§ EXERCISE MATERIAL:
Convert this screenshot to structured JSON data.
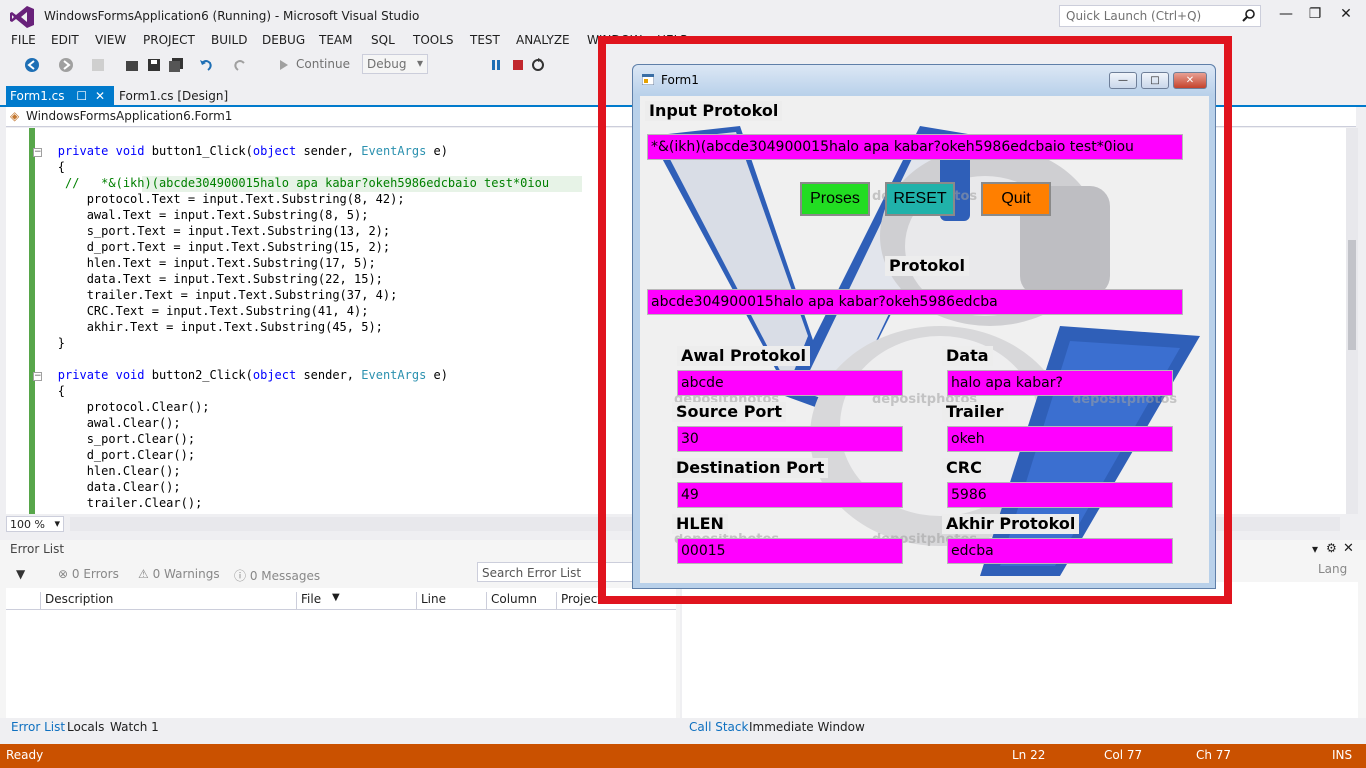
{
  "titlebar": {
    "title": "WindowsFormsApplication6 (Running) - Microsoft Visual Studio",
    "quick_launch_placeholder": "Quick Launch (Ctrl+Q)"
  },
  "menu": [
    "FILE",
    "EDIT",
    "VIEW",
    "PROJECT",
    "BUILD",
    "DEBUG",
    "TEAM",
    "SQL",
    "TOOLS",
    "TEST",
    "ANALYZE",
    "WINDOW",
    "HELP"
  ],
  "toolbar": {
    "continue_label": "Continue",
    "config_value": "Debug"
  },
  "tabs": {
    "active": "Form1.cs",
    "second": "Form1.cs [Design]"
  },
  "navbar": {
    "class_path": "WindowsFormsApplication6.Form1"
  },
  "code": {
    "lines": [
      "        private void button1_Click(object sender, EventArgs e)",
      "        {",
      "         //   *&(ikh)(abcde304900015halo apa kabar?okeh5986edcbaio test*0iou",
      "            protocol.Text = input.Text.Substring(8, 42);",
      "            awal.Text = input.Text.Substring(8, 5);",
      "            s_port.Text = input.Text.Substring(13, 2);",
      "            d_port.Text = input.Text.Substring(15, 2);",
      "            hlen.Text = input.Text.Substring(17, 5);",
      "            data.Text = input.Text.Substring(22, 15);",
      "            trailer.Text = input.Text.Substring(37, 4);",
      "            CRC.Text = input.Text.Substring(41, 4);",
      "            akhir.Text = input.Text.Substring(45, 5);",
      "        }",
      "",
      "        private void button2_Click(object sender, EventArgs e)",
      "        {",
      "            protocol.Clear();",
      "            awal.Clear();",
      "            s_port.Clear();",
      "            d_port.Clear();",
      "            hlen.Clear();",
      "            data.Clear();",
      "            trailer.Clear();"
    ]
  },
  "editor_status": {
    "zoom": "100 %"
  },
  "error_list": {
    "title": "Error List",
    "errors": "0 Errors",
    "warnings": "0 Warnings",
    "messages": "0 Messages",
    "search_placeholder": "Search Error List",
    "columns": [
      "Description",
      "File",
      "Line",
      "Column",
      "Project"
    ]
  },
  "right_panel": {
    "search_hint": "Lang"
  },
  "bottom_tabs": {
    "left": [
      "Error List",
      "Locals",
      "Watch 1"
    ],
    "right": [
      "Call Stack",
      "Immediate Window"
    ]
  },
  "statusbar": {
    "state": "Ready",
    "ln": "Ln 22",
    "col": "Col 77",
    "ch": "Ch 77",
    "ins": "INS"
  },
  "form1": {
    "title": "Form1",
    "input_label": "Input Protokol",
    "input_value": "*&(ikh)(abcde304900015halo apa kabar?okeh5986edcbaio test*0iou",
    "btn_proses": "Proses",
    "btn_reset": "RESET",
    "btn_quit": "Quit",
    "protokol_label": "Protokol",
    "protokol_value": "abcde304900015halo apa kabar?okeh5986edcba",
    "awal_label": "Awal Protokol",
    "awal_value": "abcde",
    "data_label": "Data",
    "data_value": "halo apa kabar?",
    "sport_label": "Source Port",
    "sport_value": "30",
    "trailer_label": "Trailer",
    "trailer_value": "okeh",
    "dport_label": "Destination Port",
    "dport_value": "49",
    "crc_label": "CRC",
    "crc_value": "5986",
    "hlen_label": "HLEN",
    "hlen_value": "00015",
    "akhir_label": "Akhir Protokol",
    "akhir_value": "edcba",
    "watermark": "depositphotos"
  },
  "colors": {
    "accent": "#007ACC",
    "statusbar": "#CA5100",
    "highlight_frame": "#E0141E",
    "textbox_fill": "#FF00FF",
    "proses_btn": "#22DD22",
    "reset_btn": "#20B2AA",
    "quit_btn": "#FF7F00"
  }
}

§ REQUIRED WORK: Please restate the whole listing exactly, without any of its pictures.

§ FINISHED EXERCISE:
Convert this screenshot to structured JSON data.
{
  "titlebar": {
    "title": "WindowsFormsApplication6 (Running) - Microsoft Visual Studio",
    "quick_launch_placeholder": "Quick Launch (Ctrl+Q)"
  },
  "menu": [
    "FILE",
    "EDIT",
    "VIEW",
    "PROJECT",
    "BUILD",
    "DEBUG",
    "TEAM",
    "SQL",
    "TOOLS",
    "TEST",
    "ANALYZE",
    "WINDOW",
    "HELP"
  ],
  "toolbar": {
    "continue_label": "Continue",
    "config_value": "Debug"
  },
  "tabs": {
    "active": "Form1.cs",
    "second": "Form1.cs [Design]"
  },
  "navbar": {
    "class_path": "WindowsFormsApplication6.Form1"
  },
  "code": {
    "lines": [
      "        private void button1_Click(object sender, EventArgs e)",
      "        {",
      "         //   *&(ikh)(abcde304900015halo apa kabar?okeh5986edcbaio test*0iou",
      "            protocol.Text = input.Text.Substring(8, 42);",
      "            awal.Text = input.Text.Substring(8, 5);",
      "            s_port.Text = input.Text.Substring(13, 2);",
      "            d_port.Text = input.Text.Substring(15, 2);",
      "            hlen.Text = input.Text.Substring(17, 5);",
      "            data.Text = input.Text.Substring(22, 15);",
      "            trailer.Text = input.Text.Substring(37, 4);",
      "            CRC.Text = input.Text.Substring(41, 4);",
      "            akhir.Text = input.Text.Substring(45, 5);",
      "        }",
      "",
      "        private void button2_Click(object sender, EventArgs e)",
      "        {",
      "            protocol.Clear();",
      "            awal.Clear();",
      "            s_port.Clear();",
      "            d_port.Clear();",
      "            hlen.Clear();",
      "            data.Clear();",
      "            trailer.Clear();"
    ]
  },
  "editor_status": {
    "zoom": "100 %"
  },
  "error_list": {
    "title": "Error List",
    "errors": "0 Errors",
    "warnings": "0 Warnings",
    "messages": "0 Messages",
    "search_placeholder": "Search Error List",
    "columns": [
      "Description",
      "File",
      "Line",
      "Column",
      "Project"
    ]
  },
  "right_panel": {
    "search_hint": "Lang"
  },
  "bottom_tabs": {
    "left": [
      "Error List",
      "Locals",
      "Watch 1"
    ],
    "right": [
      "Call Stack",
      "Immediate Window"
    ]
  },
  "statusbar": {
    "state": "Ready",
    "ln": "Ln 22",
    "col": "Col 77",
    "ch": "Ch 77",
    "ins": "INS"
  },
  "form1": {
    "title": "Form1",
    "input_label": "Input Protokol",
    "input_value": "*&(ikh)(abcde304900015halo apa kabar?okeh5986edcbaio test*0iou",
    "btn_proses": "Proses",
    "btn_reset": "RESET",
    "btn_quit": "Quit",
    "protokol_label": "Protokol",
    "protokol_value": "abcde304900015halo apa kabar?okeh5986edcba",
    "awal_label": "Awal Protokol",
    "awal_value": "abcde",
    "data_label": "Data",
    "data_value": "halo apa kabar?",
    "sport_label": "Source Port",
    "sport_value": "30",
    "trailer_label": "Trailer",
    "trailer_value": "okeh",
    "dport_label": "Destination Port",
    "dport_value": "49",
    "crc_label": "CRC",
    "crc_value": "5986",
    "hlen_label": "HLEN",
    "hlen_value": "00015",
    "akhir_label": "Akhir Protokol",
    "akhir_value": "edcba",
    "watermark": "depositphotos"
  },
  "colors": {
    "accent": "#007ACC",
    "statusbar": "#CA5100",
    "highlight_frame": "#E0141E",
    "textbox_fill": "#FF00FF",
    "proses_btn": "#22DD22",
    "reset_btn": "#20B2AA",
    "quit_btn": "#FF7F00"
  }
}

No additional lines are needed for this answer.